This Tottenham team, it seemed for much of the game, are running out of legs. They do not have the players Chelsea have, and so have to match them in other ways. The fact that they are still just three points behind third is to their immense credit.
To look at the benches beforehand was to notice the difference. Chelsea had the vast experience of John Terry and Frank Lampard, and the explosive quality of Victor Moses and Demba Ba. Spurs had Gylfi Sigurdsson, not a superstar, but a player with the talent and character to turn games, as he showed 10 minutes from the end.
On the pitch, Chelsea had two of the season’s outstanding players in Juan Mata and David Luiz, and two of the league’s most thrilling talents, in Eden Hazard and Oscar. Between the four of them they created enough chances for Chelsea to win by a distance. Spurs played less well – few of their players looked particularly sharp – but with enough spirit to snatch a point.
This was truest and most relevant in midfield, where Andre Villas-Boas had a rather difficult job finding a way to stop his glamorous opponents, without Sandro or the injured Mousa Dembélé. He chose a midfield three of Scott Parker, Tom Huddlestone and Lewis Holtby. Parker had completed none of his last four games, last playing 90 minutes over one month ago, and he looked drained and heavy-legged all evening.
Huddlestone, making just his ninth league start of the season, has added some more imagination to Spurs recently but he is not the fittest midfielder in England. And Holtby, eager willing and spiky, is still clearly adjusting to Premier League football, occasionally surprised by the arrival of an opposition midfielder from behind him to steal the ball.
The longer this season has gone on, the clearer it has been how much Spurs missed Sandro. Villas-Boas has always said that the Brazilian international is the league’s best at recovering the ball, and they have desperately lacked his ruthlessness, his controlled aggression and his athleticism since his knee injury at Loftus Road in January.
Tonight, as Chelsea’s Brazilians teased Spurs, they could have done with their own.

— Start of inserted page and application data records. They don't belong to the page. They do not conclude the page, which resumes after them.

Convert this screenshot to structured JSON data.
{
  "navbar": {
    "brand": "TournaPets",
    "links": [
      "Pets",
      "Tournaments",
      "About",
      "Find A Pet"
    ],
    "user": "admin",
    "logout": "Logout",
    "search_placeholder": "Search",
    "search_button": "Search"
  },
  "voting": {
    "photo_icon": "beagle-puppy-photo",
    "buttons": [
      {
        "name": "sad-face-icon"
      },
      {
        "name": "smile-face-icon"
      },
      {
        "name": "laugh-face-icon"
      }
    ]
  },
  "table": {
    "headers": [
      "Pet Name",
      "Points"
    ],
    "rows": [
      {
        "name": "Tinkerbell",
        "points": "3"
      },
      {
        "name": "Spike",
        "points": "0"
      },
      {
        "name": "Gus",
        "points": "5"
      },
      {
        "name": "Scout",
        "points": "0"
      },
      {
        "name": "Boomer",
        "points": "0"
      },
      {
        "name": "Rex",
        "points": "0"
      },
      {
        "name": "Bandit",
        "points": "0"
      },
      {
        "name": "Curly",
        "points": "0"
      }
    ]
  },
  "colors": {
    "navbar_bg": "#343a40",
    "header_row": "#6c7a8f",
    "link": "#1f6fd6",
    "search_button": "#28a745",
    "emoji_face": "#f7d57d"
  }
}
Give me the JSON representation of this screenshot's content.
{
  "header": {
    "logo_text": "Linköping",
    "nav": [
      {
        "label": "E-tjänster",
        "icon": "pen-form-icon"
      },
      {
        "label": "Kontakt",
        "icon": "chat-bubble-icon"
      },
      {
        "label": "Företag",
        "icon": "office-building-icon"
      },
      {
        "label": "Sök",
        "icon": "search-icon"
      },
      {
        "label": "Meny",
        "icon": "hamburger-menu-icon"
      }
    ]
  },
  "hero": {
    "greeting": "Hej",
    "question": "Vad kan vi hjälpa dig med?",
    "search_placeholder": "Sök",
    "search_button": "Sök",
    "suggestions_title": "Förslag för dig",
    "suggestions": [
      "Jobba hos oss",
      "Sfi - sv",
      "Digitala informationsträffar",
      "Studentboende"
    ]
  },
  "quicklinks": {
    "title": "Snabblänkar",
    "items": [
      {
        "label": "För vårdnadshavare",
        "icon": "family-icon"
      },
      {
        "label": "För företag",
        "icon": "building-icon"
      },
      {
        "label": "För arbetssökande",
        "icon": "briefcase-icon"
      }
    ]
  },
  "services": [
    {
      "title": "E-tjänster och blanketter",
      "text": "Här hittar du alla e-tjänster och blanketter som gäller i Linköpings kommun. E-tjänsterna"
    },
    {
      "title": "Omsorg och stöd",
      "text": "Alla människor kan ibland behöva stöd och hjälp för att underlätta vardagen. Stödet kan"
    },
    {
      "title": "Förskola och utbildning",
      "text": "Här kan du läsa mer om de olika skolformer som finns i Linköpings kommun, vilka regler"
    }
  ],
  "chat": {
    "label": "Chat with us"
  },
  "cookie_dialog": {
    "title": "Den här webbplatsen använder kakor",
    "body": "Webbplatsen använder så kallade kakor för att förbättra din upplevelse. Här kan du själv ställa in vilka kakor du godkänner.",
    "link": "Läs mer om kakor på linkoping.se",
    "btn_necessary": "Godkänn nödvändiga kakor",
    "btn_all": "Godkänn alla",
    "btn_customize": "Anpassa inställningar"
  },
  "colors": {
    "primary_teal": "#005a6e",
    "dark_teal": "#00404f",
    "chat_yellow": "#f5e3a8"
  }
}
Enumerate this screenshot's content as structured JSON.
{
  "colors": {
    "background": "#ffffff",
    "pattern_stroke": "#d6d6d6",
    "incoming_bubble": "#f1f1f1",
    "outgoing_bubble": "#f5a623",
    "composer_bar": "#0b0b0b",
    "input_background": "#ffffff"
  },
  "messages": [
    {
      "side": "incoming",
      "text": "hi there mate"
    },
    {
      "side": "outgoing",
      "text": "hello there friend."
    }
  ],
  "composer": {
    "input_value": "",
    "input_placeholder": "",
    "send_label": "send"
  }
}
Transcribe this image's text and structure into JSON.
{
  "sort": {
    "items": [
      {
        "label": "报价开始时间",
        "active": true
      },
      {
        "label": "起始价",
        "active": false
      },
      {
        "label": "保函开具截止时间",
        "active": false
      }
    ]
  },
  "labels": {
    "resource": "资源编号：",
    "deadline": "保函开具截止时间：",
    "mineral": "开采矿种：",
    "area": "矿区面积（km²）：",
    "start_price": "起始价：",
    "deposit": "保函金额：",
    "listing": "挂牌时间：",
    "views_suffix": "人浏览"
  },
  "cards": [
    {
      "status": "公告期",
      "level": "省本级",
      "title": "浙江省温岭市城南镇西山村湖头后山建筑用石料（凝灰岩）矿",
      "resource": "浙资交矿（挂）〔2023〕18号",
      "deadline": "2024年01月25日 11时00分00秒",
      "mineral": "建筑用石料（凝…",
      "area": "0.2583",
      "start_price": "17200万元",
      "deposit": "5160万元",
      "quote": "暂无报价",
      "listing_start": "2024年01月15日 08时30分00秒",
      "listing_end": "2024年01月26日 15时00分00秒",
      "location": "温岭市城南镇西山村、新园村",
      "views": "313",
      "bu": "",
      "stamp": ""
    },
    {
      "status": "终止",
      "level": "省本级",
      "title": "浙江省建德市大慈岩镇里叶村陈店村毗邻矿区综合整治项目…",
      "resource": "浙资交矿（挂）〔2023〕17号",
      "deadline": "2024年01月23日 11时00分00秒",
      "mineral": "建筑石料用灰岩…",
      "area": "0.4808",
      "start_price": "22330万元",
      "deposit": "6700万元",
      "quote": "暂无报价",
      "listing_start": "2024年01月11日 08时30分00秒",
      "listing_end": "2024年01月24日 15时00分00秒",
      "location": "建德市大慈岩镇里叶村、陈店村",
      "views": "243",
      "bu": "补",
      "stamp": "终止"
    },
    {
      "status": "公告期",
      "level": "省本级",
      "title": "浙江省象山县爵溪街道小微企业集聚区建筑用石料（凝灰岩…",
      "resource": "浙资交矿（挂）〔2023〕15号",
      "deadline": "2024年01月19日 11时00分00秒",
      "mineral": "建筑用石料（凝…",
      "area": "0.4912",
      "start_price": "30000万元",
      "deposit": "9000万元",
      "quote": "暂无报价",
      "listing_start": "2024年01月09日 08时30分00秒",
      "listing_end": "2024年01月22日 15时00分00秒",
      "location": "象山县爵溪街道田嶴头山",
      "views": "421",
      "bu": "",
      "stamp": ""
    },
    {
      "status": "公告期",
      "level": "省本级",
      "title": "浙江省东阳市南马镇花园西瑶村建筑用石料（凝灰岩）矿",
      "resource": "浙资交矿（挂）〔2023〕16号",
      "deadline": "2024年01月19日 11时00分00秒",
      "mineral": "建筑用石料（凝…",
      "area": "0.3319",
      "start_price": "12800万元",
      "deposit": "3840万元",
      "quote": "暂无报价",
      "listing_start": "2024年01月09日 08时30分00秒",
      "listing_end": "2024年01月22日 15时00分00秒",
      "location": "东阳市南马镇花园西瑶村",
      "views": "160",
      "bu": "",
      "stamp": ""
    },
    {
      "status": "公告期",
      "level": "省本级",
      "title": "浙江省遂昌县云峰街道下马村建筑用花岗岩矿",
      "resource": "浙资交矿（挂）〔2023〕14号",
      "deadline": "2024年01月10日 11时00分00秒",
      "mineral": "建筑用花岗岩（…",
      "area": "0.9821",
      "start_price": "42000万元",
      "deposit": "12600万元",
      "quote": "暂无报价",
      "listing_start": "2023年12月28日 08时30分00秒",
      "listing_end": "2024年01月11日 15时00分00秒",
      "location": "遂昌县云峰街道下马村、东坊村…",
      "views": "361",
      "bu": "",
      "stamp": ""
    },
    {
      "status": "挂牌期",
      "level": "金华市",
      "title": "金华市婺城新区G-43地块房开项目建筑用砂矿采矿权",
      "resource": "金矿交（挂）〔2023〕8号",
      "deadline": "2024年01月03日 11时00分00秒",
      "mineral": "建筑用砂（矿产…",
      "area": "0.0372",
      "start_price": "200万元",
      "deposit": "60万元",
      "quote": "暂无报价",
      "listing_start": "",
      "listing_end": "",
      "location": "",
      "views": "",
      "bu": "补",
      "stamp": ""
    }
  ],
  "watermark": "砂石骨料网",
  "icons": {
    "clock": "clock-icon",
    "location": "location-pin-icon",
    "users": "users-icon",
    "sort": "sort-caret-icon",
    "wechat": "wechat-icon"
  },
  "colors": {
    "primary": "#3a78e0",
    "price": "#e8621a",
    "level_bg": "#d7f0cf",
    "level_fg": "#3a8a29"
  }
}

They did not even have Dembélé either, a more attacking midfielder but a very good athlete and one not averse to some physical contact where necessary.
Spurs’ weary legs struggled to cope with Chelsea’s brisker movement. Juan Mata and Eden Hazard were drifting into areas Sandro usually considers his personal property, skipping past Huddlestone and creating chances.
There was never enough of a challenge and soon enough Chelsea were ahead. Parker was too slow to react to Oscar’s meeting Gary Cahill’s flick at the far post.
It took a rare counter-attack and a brilliant finish from Emmanuel Adebayor to send Tottenham level but soon enough Chelsea were back ahead, the goal coming through that same empty space. Ramires started a move in his own half and darted forward. Torres had the ball on the right, Oscar and Ramires both broke past their absent markers, Torres picked out the latter and he stabbed the ball past Hugo Lloris. Sandro could only look on from the Spurs bench.
It needed some good fortune to keep the game alive into the second half. Another unchallenged break early in the second half ended with Ramires slipping when he could have made it 3-1.
For much of this season Spurs have stayed in games and relied on Bale to make the difference, but tonight he was just a mortal, shifting from left wing to right but without much of an impact. But Spurs – whose competitive character is not in doubt – continued to push and push. Villas-Boas threw on Sigurdsson and Dempsey, the best that he had, and Spurs on empty legs started to force corners and create pressure.
Hanging on in the game, Spurs were going to need luck and they got it. With 10 minutes left, Benoît Assou-Ekotto clipped a left-wing cross down to Adebayor, who was offside. But play went on, Adebayor back-heeled the ball to Sigurdsson and the substitute finished into the far bottom corner. On the balance of play it might not have been deserved but on the balance of character it certainly was.